I mean I know how to find the derivative of the integral, but after that I'm not sure what to do. The above is finding the integral of 2a/(a^2+x^2)^2 after finding the derivative of 1/(a^2+x^2). I don't know what the point is in finding the derivative though. That's what I'm confused on. In the original question I probably have to find the derivative twice, but after that I'm not sure what to do. I might be completely wrong about all this. Would be nice if someone pushed me in the right direction.

Once you took the derivative, the power of x2 + a2 went from 1 to 2 in the denominator. You wish it was three though... can you guess what you should do to increase the power once more?
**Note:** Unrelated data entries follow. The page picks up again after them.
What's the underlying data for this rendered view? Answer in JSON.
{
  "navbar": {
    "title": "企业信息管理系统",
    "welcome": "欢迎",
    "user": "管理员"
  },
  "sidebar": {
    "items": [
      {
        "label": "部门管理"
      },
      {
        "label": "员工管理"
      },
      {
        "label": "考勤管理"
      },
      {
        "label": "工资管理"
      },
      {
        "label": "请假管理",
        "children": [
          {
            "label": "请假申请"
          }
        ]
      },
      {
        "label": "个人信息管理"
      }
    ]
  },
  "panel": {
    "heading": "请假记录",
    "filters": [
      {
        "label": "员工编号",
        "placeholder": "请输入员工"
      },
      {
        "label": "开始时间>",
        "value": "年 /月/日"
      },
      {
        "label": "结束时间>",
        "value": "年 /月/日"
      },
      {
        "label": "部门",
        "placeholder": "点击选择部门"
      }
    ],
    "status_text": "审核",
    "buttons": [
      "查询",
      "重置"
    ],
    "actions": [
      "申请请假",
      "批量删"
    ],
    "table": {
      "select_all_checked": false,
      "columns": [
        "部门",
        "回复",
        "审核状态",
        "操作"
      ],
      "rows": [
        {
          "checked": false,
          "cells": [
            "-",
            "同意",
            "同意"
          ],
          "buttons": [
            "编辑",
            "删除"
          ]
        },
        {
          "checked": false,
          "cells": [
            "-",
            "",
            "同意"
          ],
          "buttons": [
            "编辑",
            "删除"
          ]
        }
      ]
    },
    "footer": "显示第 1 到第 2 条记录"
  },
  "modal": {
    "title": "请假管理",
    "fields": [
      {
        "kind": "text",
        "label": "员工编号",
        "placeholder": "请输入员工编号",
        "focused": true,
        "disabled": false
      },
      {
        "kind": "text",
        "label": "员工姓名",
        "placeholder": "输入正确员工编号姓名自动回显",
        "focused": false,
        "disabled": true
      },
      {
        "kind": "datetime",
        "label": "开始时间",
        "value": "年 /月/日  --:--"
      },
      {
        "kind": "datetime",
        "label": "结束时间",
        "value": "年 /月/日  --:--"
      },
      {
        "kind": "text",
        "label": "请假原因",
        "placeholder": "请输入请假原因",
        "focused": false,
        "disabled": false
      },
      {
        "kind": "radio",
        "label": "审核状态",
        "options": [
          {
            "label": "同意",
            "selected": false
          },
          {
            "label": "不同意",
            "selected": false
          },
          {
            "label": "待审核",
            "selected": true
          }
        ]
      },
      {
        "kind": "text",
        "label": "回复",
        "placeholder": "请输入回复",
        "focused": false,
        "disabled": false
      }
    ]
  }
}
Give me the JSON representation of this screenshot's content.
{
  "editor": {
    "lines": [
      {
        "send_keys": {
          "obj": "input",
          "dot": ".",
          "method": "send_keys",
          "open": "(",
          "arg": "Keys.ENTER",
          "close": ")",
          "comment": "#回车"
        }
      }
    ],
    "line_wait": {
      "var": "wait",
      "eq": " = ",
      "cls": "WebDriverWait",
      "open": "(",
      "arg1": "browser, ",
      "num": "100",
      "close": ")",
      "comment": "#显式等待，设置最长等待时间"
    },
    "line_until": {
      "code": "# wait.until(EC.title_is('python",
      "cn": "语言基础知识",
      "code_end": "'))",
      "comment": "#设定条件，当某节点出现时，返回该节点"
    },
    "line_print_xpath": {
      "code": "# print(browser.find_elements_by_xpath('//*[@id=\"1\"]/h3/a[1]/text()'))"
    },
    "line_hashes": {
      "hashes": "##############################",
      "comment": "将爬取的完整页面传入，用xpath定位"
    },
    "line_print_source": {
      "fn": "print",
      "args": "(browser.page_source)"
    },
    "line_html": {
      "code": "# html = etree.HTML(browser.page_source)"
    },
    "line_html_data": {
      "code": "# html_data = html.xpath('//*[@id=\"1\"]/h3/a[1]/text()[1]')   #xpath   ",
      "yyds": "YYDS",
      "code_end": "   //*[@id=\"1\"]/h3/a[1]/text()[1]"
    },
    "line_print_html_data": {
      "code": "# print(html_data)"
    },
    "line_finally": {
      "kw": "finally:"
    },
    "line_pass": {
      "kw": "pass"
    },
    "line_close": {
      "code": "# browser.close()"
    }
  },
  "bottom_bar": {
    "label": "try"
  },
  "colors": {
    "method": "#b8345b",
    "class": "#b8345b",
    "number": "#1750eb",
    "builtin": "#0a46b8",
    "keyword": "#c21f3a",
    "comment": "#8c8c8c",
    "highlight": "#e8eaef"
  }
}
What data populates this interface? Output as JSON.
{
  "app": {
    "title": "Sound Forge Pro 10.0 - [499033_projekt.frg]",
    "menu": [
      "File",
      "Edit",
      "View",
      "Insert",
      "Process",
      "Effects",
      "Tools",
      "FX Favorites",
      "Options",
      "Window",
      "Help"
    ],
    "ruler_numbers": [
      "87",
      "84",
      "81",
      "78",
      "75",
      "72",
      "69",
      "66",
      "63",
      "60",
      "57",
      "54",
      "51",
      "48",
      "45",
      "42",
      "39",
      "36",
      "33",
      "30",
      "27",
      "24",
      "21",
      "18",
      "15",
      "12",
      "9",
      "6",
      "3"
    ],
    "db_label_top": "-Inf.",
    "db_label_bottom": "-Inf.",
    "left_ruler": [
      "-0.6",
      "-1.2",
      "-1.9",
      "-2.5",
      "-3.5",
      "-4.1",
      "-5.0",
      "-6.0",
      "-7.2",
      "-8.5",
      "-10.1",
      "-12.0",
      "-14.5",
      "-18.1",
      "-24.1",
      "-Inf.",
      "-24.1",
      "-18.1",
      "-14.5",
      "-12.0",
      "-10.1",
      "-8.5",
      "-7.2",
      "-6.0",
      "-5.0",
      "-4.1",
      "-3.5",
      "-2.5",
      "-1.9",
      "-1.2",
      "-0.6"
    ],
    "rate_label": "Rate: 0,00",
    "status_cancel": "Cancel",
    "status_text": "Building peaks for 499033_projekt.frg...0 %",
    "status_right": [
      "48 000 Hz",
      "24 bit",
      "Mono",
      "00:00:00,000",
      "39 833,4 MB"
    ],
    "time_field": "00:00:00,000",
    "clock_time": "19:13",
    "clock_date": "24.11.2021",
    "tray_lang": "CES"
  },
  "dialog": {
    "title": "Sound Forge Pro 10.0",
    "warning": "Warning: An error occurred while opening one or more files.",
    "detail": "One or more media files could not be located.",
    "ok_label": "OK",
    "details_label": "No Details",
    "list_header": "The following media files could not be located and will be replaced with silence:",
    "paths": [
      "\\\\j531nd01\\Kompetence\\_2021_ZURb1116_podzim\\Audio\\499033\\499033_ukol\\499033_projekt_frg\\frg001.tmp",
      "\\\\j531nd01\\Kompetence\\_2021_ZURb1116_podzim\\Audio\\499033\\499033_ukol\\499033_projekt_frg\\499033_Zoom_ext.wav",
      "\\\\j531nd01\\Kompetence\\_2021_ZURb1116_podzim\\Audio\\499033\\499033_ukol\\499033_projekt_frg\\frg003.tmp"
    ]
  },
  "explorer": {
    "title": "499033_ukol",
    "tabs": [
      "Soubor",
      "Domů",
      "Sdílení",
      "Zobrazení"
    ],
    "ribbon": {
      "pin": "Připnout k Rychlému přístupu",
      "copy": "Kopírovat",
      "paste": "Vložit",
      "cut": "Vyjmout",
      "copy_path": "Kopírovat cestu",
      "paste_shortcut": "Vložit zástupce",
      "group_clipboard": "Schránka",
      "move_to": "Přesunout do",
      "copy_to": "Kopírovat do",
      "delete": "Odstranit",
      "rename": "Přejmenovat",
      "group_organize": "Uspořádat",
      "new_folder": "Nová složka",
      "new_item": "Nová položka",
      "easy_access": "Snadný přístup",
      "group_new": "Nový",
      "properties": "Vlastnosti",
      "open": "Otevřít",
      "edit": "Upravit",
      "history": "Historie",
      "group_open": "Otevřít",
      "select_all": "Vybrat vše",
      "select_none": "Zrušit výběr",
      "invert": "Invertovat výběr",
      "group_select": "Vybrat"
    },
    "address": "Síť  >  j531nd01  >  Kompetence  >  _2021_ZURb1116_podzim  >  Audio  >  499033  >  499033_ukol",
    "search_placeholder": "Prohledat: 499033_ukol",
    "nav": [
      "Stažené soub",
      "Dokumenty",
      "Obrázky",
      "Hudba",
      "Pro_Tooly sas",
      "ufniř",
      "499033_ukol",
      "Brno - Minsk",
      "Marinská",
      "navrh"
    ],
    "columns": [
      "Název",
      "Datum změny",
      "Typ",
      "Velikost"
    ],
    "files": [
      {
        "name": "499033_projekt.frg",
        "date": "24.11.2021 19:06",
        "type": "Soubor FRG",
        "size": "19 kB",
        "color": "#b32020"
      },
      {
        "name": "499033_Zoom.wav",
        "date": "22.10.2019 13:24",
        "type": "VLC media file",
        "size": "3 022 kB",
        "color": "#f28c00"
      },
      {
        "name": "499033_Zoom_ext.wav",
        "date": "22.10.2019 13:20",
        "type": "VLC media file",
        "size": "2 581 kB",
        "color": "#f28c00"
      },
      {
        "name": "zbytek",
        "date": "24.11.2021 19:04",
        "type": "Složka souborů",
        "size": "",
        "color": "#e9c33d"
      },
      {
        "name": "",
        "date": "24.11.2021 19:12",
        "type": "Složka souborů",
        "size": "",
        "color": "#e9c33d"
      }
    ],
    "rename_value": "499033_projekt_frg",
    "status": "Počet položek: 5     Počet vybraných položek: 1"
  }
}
i already know that. find the derivative again but after that what do i do?

so i have the second derivative = -2(x^2-3a^2)/(a^2+x^2)^3

now what

Whoops, forgot to mention that it might help to divide both sides by a before taking the next derivative.

man, never mind I give up. I just don't understand this and I'll leave it at that.

If you take this equation that you had
2a∫dx/(a^2+x^2)^2 = 1/a^2*tan^-1(x/a) +(1/a)*1/(1+(x^2/a^2))*(x/a^2)

and divide both sides by a before taking the derivative with respect to a, then the integral on the left hand side is a lot nicer.